Americans reap a bounty of advice on Thanksgiving wine
By Leslie Gevirtz
NEW YORK (Reuters) - As Americans search for that perfect wine to complement the traditional Thanksgiving feast, experts smile, give a slight shake of their heads and say, just drink what you like.
With so many different competing flavors at the Thanksgiving table, including the turkey, wines can be matched to the cranberry dressing, or even the marshmallows on the sweet potatoes, according to Doug Frost, a wine consultant for United Airlines.
"What I do is put out several different wines on the table," said Frost, who holds the expert titles of Master Sommelier and Master of Wine. "I'm a big fan of dry rosé and they are from all over these days: Italy, Spain, the U.S., of course."
Jennifer Simonetti-Bryan, who also has a Master of Wine title, said that for the last decade everyone has talked about Pinot Noir with turkey.
"It's like the perfect cranberry and turkey pairing, but in a glass," she said.
Simonetti-Bryan, whose latest wine course "The Everyday Guide to Wine" is on DVD, said the problem with Pinot Noir is that it is difficult to find a good quality one for under $20.
"Pinot Noir, as a grape, is kind of like the high-priced, fashion supermodel who doesn't get out of bed for less than $100,000. It's amazing, but you're going to have to pay for it," she explained.
Instead, she suggested an Austrian red, Blaufrankisch, that is similar to Pinot Noir and sells for less than $20 a bottle.
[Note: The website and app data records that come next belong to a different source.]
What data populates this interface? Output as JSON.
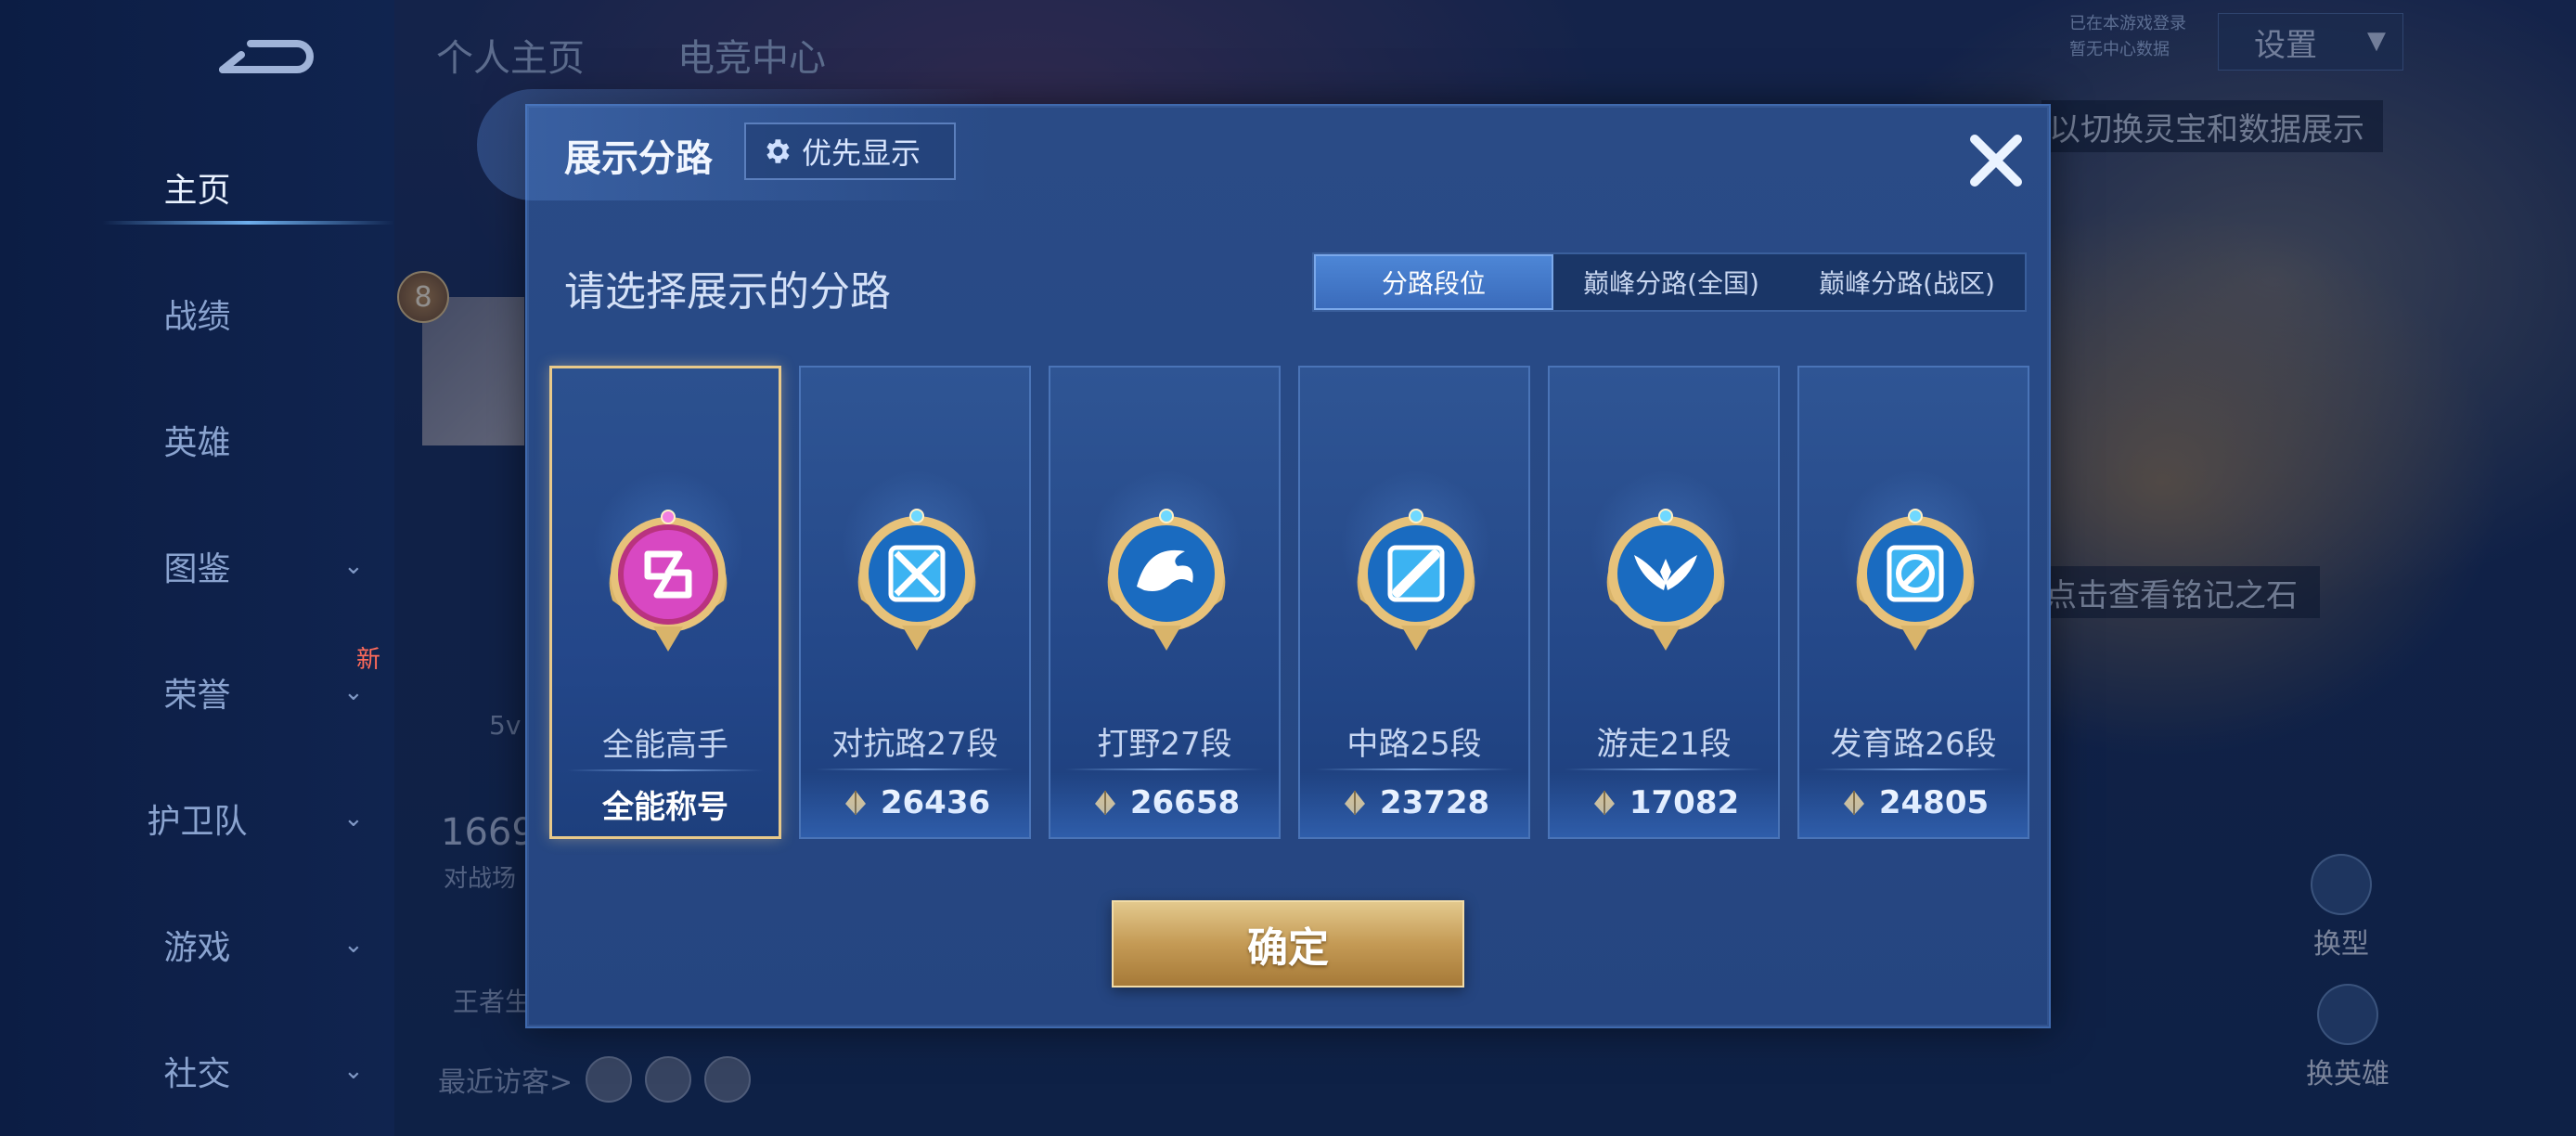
{
  "sidebar": {
    "items": [
      {
        "label": "主页",
        "chevron": false,
        "active": true
      },
      {
        "label": "战绩",
        "chevron": false,
        "active": false
      },
      {
        "label": "英雄",
        "chevron": false,
        "active": false
      },
      {
        "label": "图鉴",
        "chevron": true,
        "active": false
      },
      {
        "label": "荣誉",
        "chevron": true,
        "active": false
      },
      {
        "label": "护卫队",
        "chevron": true,
        "active": false
      },
      {
        "label": "游戏",
        "chevron": true,
        "active": false
      },
      {
        "label": "社交",
        "chevron": true,
        "active": false
      }
    ],
    "new_badge": "新"
  },
  "header": {
    "tabs": [
      "个人主页",
      "电竞中心"
    ],
    "settings_label": "设置",
    "status_line1": "已在本游戏登录",
    "status_line2": "暂无中心数据"
  },
  "background": {
    "hint_top": "以切换灵宝和数据展示",
    "hint_mid": "点击查看铭记之石",
    "switch_model_label": "换型",
    "switch_hero_label": "换英雄",
    "level": "8",
    "mode_label": "5v",
    "stat_value": "1669",
    "stat_caption": "对战场",
    "king_label": "王者生",
    "visitors_label": "最近访客>"
  },
  "dialog": {
    "title": "展示分路",
    "priority_button": "优先显示",
    "prompt": "请选择展示的分路",
    "segments": [
      {
        "label": "分路段位",
        "active": true
      },
      {
        "label": "巅峰分路(全国)",
        "active": false
      },
      {
        "label": "巅峰分路(战区)",
        "active": false
      }
    ],
    "cards": [
      {
        "name": "全能高手",
        "value": "全能称号",
        "is_title": true,
        "selected": true,
        "emblem": "all-round-emblem-icon",
        "color": "#c83fbf"
      },
      {
        "name": "对抗路27段",
        "value": "26436",
        "is_title": false,
        "selected": false,
        "emblem": "clash-lane-emblem-icon",
        "color": "#2a8fe0"
      },
      {
        "name": "打野27段",
        "value": "26658",
        "is_title": false,
        "selected": false,
        "emblem": "jungle-emblem-icon",
        "color": "#2a8fe0"
      },
      {
        "name": "中路25段",
        "value": "23728",
        "is_title": false,
        "selected": false,
        "emblem": "mid-lane-emblem-icon",
        "color": "#2a8fe0"
      },
      {
        "name": "游走21段",
        "value": "17082",
        "is_title": false,
        "selected": false,
        "emblem": "roam-emblem-icon",
        "color": "#2a8fe0"
      },
      {
        "name": "发育路26段",
        "value": "24805",
        "is_title": false,
        "selected": false,
        "emblem": "farm-lane-emblem-icon",
        "color": "#2a8fe0"
      }
    ],
    "confirm_label": "确定"
  },
  "colors": {
    "accent_gold": "#e8c98a",
    "button_gold": "#c49a55",
    "segment_active": "#3f74c6",
    "panel": "#284a86"
  }
}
Blaufrankisch has a little darker character than a Pinot Noir, "but it has a softness and a nice pepperiness that complements not only Thanksgiving Turkey, but also sage stuffing." Continued...